            As it happens, fantasy didn’t particularly appeal to me during my childhood. Not that I was exposed to a great deal of it anyway, my parents having preferred to keep my green little mind away from media flirting with the occult until I was mature enough to consciously form beliefs. Still, my dad had read me Madeleine L’Engle’s “A Wrinkle in Time” and subsequent books in the series; I’d seen BBC’s “Chronicles of Narnia” films, and eventually read the books, too; goodness knows there were fairytales galore, both in picture-book form and brought to me by the Disney Animation Studios. But with the notable exception of Disney, things relating to the supernatural, the paranormal, and the magical simply didn’t grab me the way mysteries, historical fiction, humor (including joke books and comic strip collections), and magazines about dogs did. I practically blush to admit this, but… I still haven’t read Harry Potter. (I know, I know…!)

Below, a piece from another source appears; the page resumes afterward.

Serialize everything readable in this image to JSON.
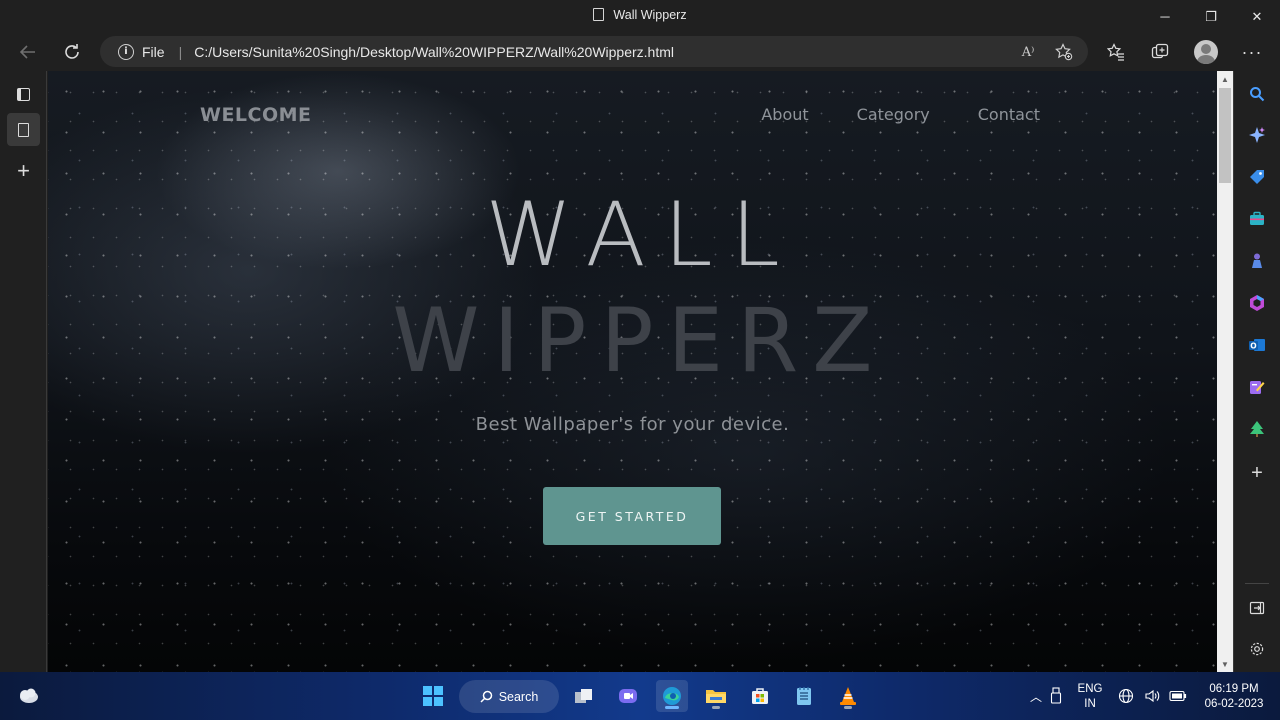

            I’m not sure when the turnaround happened. I don’t think there was any clear, defining moment when I read That One Book or saw That One Movie and suddenly loved fantasy with all my heart. I guess it was just one of those things that changed along with me as I grew up.

            I’d already been writing for a while before the change took place. Actually, I’d been writing since my mother taught me how to form letters and turn them into words, (homeschooler shout-out!), but I didn’t start thinking half-seriously about eventual publication until I was twelve or so. My first series of I’ll-be-generous-to-Past-Me-and-call-them-“books” followed the zany misadventures of a bunch of kids around my age. Categorizing the stories as “realistic fiction” may be a bit of a stretch (would a park district ballet teacher really let a production of “The Nutcracker” get that far out of control?…), but nobody had superpowers or anything like that, so we’ll let the matter lie.

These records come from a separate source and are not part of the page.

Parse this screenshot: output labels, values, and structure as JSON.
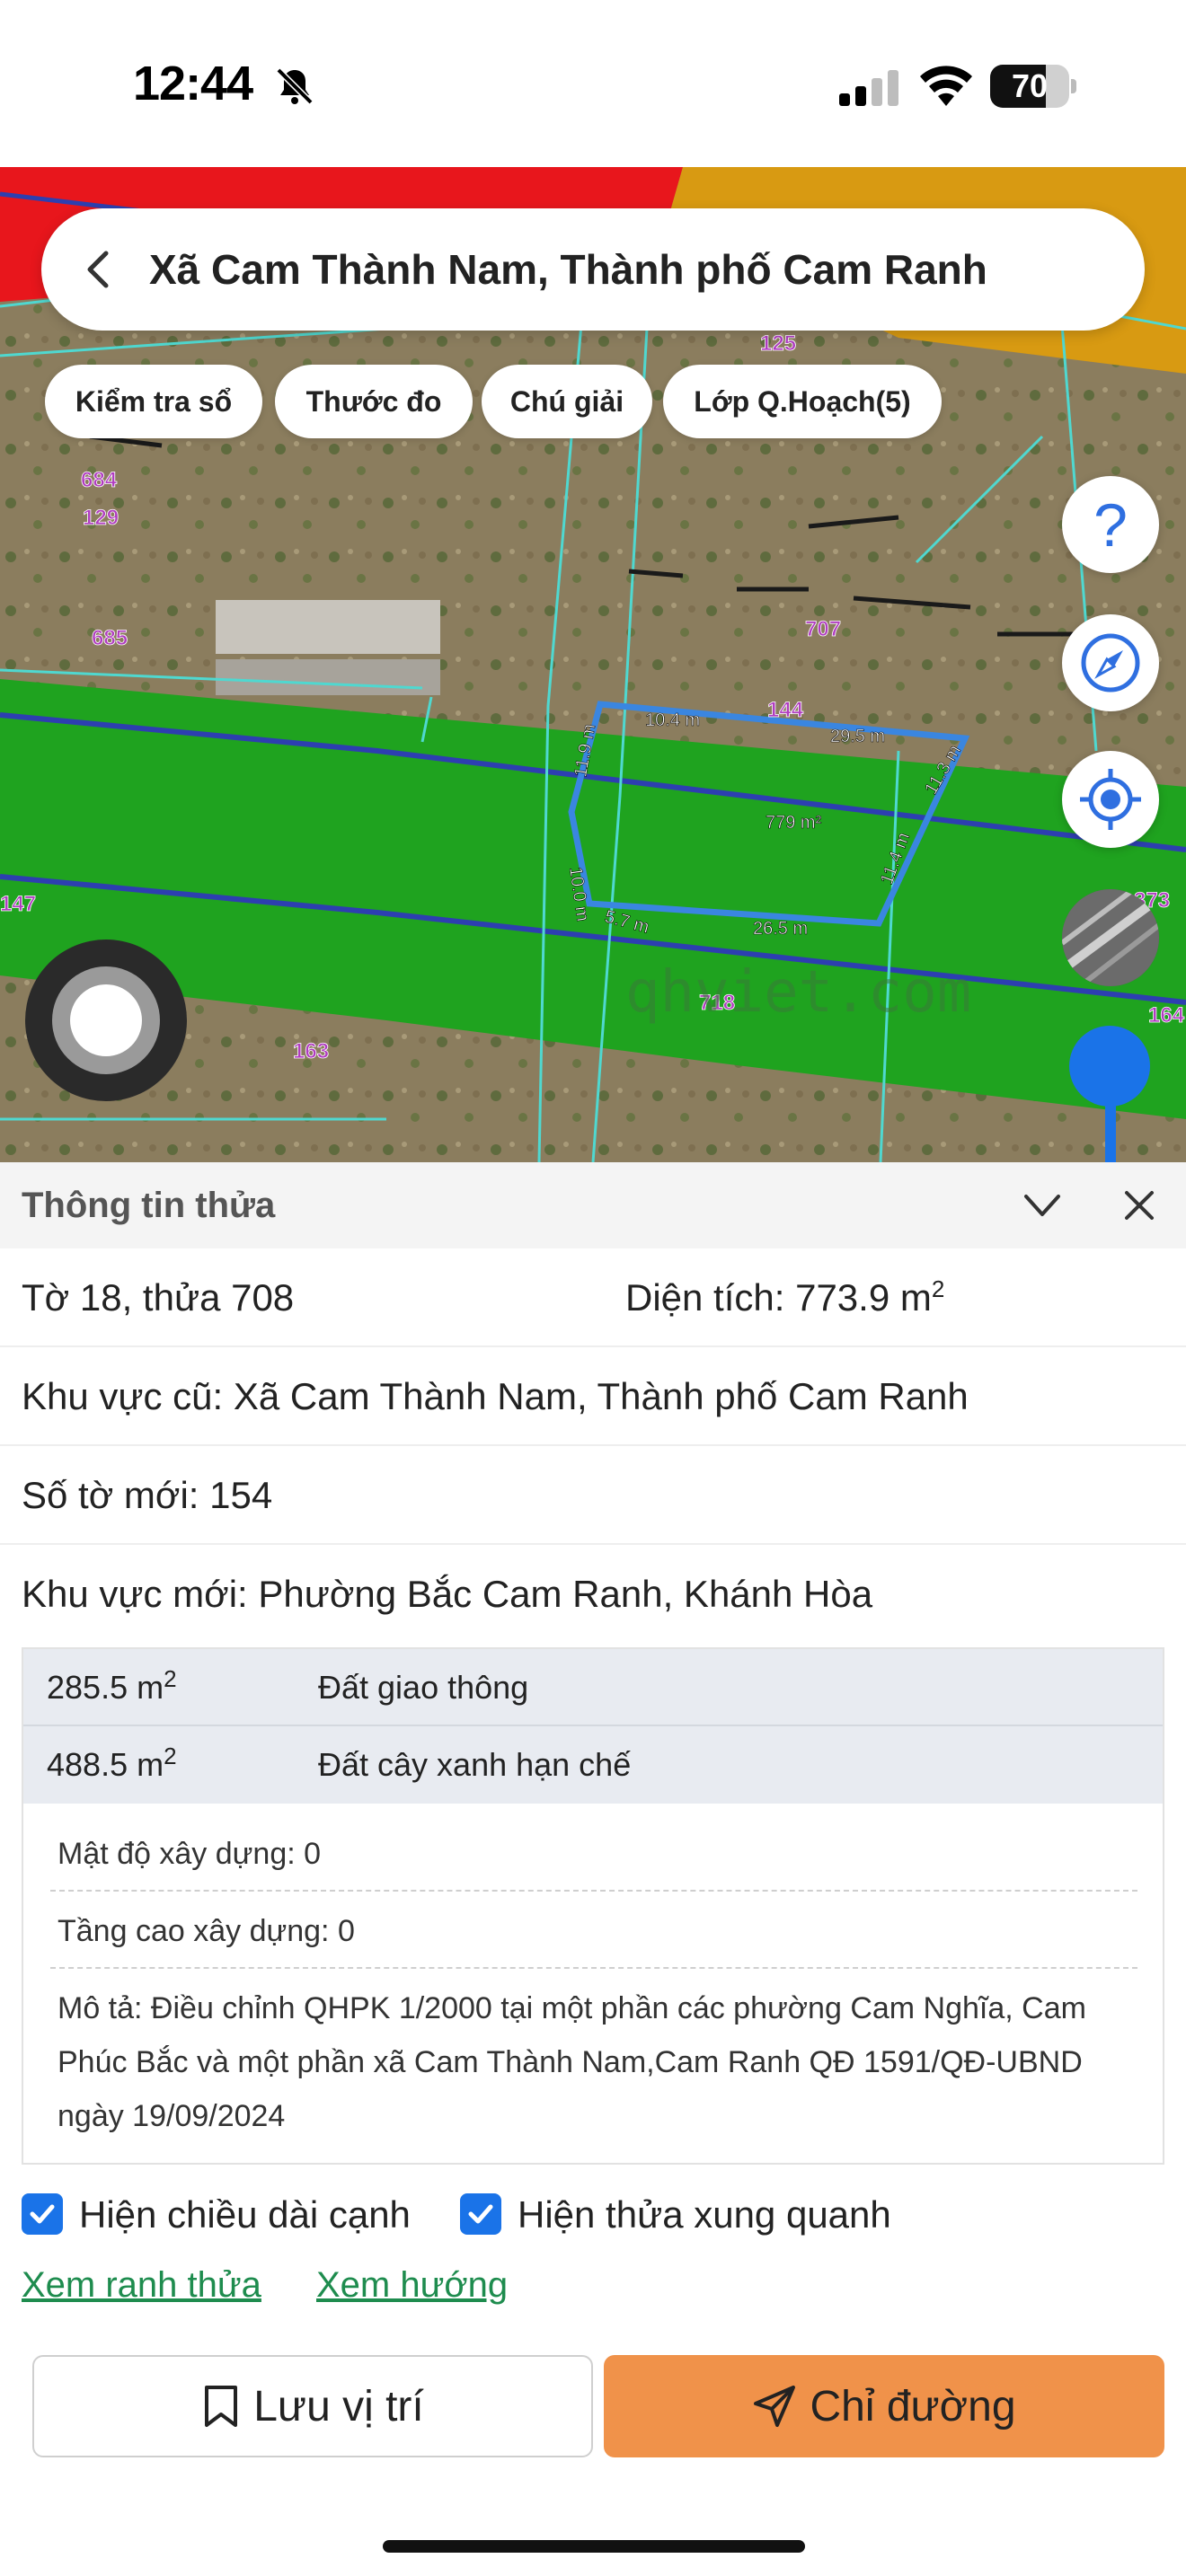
{
  "status_bar": {
    "time": "12:44",
    "battery_percent": "70",
    "battery_level": 0.7,
    "icons": [
      "bell-slash-icon",
      "signal-icon",
      "wifi-icon",
      "battery-icon"
    ]
  },
  "search": {
    "title": "Xã Cam Thành Nam, Thành phố Cam Ranh"
  },
  "chips": [
    "Kiểm tra sổ",
    "Thước đo",
    "Chú giải",
    "Lớp Q.Hoạch(5)"
  ],
  "fabs": [
    "help-icon",
    "compass-icon",
    "locate-icon"
  ],
  "map": {
    "parcel_numbers": [
      "125",
      "684",
      "129",
      "685",
      "707",
      "144",
      "147",
      "163",
      "718",
      "164",
      "373"
    ],
    "edge_lengths": [
      "10.4 m",
      "29.5 m",
      "11.9 m",
      "11.3 m",
      "779 m²",
      "11.4 m",
      "10.0 m",
      "5.7 m",
      "26.5 m"
    ],
    "watermark": "qhviet.com",
    "colors": {
      "zone_green": "#1fa31f",
      "zone_red": "#e8161c",
      "zone_orange": "#d89a12",
      "parcel_outline": "#3a86e0",
      "boundary": "#4fd8d0"
    }
  },
  "panel": {
    "title": "Thông tin thửa",
    "sheet_parcel": "Tờ 18, thửa 708",
    "area_label": "Diện tích: 773.9 m",
    "area_sup": "2",
    "old_area": "Khu vực cũ: Xã Cam Thành Nam, Thành phố Cam Ranh",
    "new_sheet": "Số tờ mới: 154",
    "new_area": "Khu vực mới: Phường Bắc Cam Ranh, Khánh Hòa",
    "zones": [
      {
        "area": "285.5 m",
        "sup": "2",
        "type": "Đất giao thông"
      },
      {
        "area": "488.5 m",
        "sup": "2",
        "type": "Đất cây xanh hạn chế"
      }
    ],
    "density": "Mật độ xây dựng: 0",
    "height": "Tầng cao xây dựng: 0",
    "description_lines": [
      "Mô tả: Điều chỉnh QHPK 1/2000 tại một phần các phường Cam Nghĩa, Cam",
      "Phúc Bắc và một phần xã Cam Thành Nam,Cam Ranh QĐ 1591/QĐ-UBND",
      "ngày 19/09/2024"
    ]
  },
  "options": {
    "show_edge_length": "Hiện chiều dài cạnh",
    "show_neighbors": "Hiện thửa xung quanh",
    "show_edge_length_checked": true,
    "show_neighbors_checked": true
  },
  "links": {
    "view_boundary": "Xem ranh thửa",
    "view_direction": "Xem hướng"
  },
  "actions": {
    "save": "Lưu vị trí",
    "route": "Chỉ đường"
  }
}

            A later incarnation of the series, written in my latter teens, actually did feature an initially unexplained singularity: The narrating girl and the psychotic boy who loved her – as part of a love triangle that I’ve long thought has uncanny similarities to “Twilight” (pure coincidence, of course, since the books had yet to set the craze rolling and I highly doubt that anything of mine served as inspiration for Stephenie Meyer) – had the ability to converse with each other telepathically. Why I thought I could get away with that without involving fantasy, I’m sure I don’t know. It wasn’t until much later in the game that I discovered how the mental communication was happening (let’s just say it involves evil elves), and it was at about that time that I started to get the idea that maybe writing stories meant to resemble reality as we knew it wasn’t my cup of tea.

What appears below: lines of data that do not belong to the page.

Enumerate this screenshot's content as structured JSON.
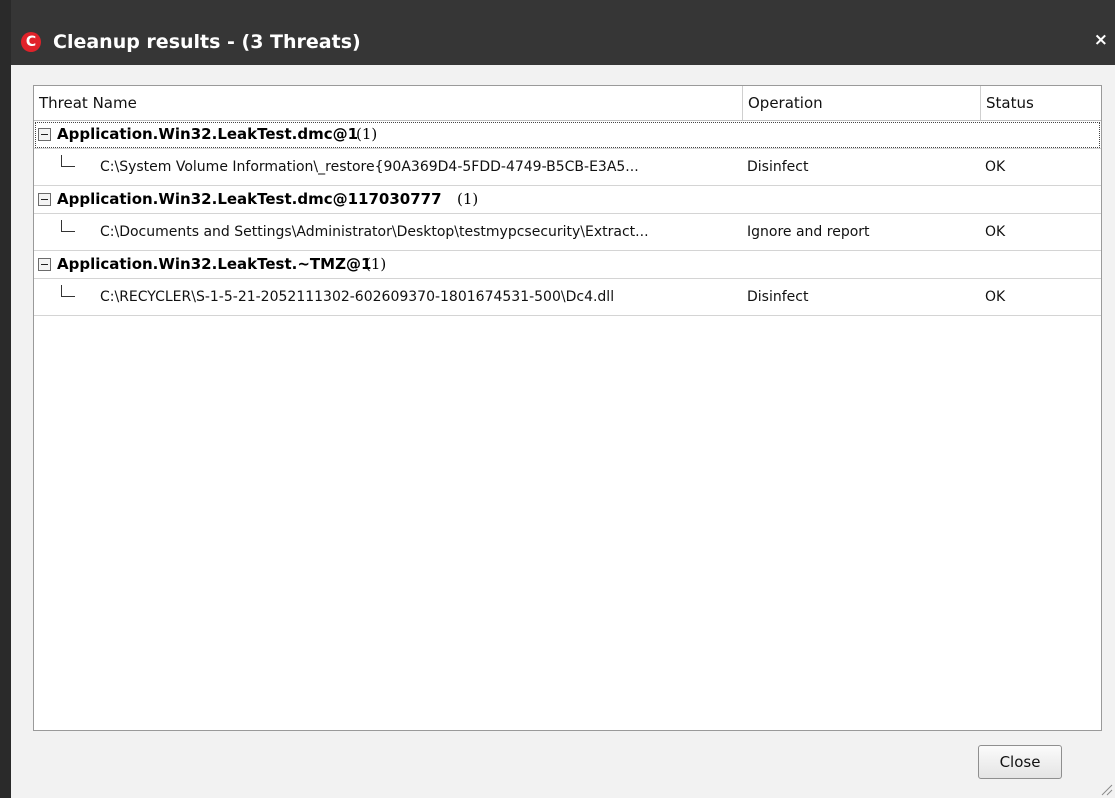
{
  "window": {
    "title": "Cleanup results - (3 Threats)",
    "close_glyph": "×",
    "logo_glyph": "C",
    "logo_icon": "comodo-logo-icon"
  },
  "table": {
    "headers": {
      "threat_name": "Threat Name",
      "operation": "Operation",
      "status": "Status"
    },
    "groups": [
      {
        "name": "Application.Win32.LeakTest.dmc@1",
        "count": "(1)",
        "items": [
          {
            "path": "C:\\System Volume Information\\_restore{90A369D4-5FDD-4749-B5CB-E3A5...",
            "operation": "Disinfect",
            "status": "OK"
          }
        ]
      },
      {
        "name": "Application.Win32.LeakTest.dmc@117030777",
        "count": "(1)",
        "items": [
          {
            "path": "C:\\Documents and Settings\\Administrator\\Desktop\\testmypcsecurity\\Extract...",
            "operation": "Ignore and report",
            "status": "OK"
          }
        ]
      },
      {
        "name": "Application.Win32.LeakTest.~TMZ@1",
        "count": "(1)",
        "items": [
          {
            "path": "C:\\RECYCLER\\S-1-5-21-2052111302-602609370-1801674531-500\\Dc4.dll",
            "operation": "Disinfect",
            "status": "OK"
          }
        ]
      }
    ]
  },
  "footer": {
    "close_label": "Close"
  },
  "colors": {
    "titlebar": "#363636",
    "logo_red": "#e0222a",
    "panel_border": "#9a9a9a"
  }
}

            At around age twenty, I set my old works aside and wrote my first full-fledged fantasy, complete with shape-shifters and an epic quest and a whole bunch of words my spell-check simply had to learn to recognize. (Ah, very good – I see it hasn’t forgotten “maedym”. Attaspell-check.) After that came the novel about the teenaged boy who saved the world in his sleep with little more than a sword, a savage unicorn companion, and a whole lot of attitude; this eventually morphed into a four-book saga, and yes indeed, it’s on my “To Publish” list. And then, of course, there were “The Wilderhark Tales”, which served as one of the springboards for “Ballad”, there was the book about the talking fox, there’s my unfinished tribute to Greek Mythology (ah! Greek Mythology – is that where it all started?)… and there’s the whole rest of my career ahead of me.

            I can’t tell you what all I’ll come up with next, or after that, or after that, or after that… But gosh knows it’s fun to fantasize about.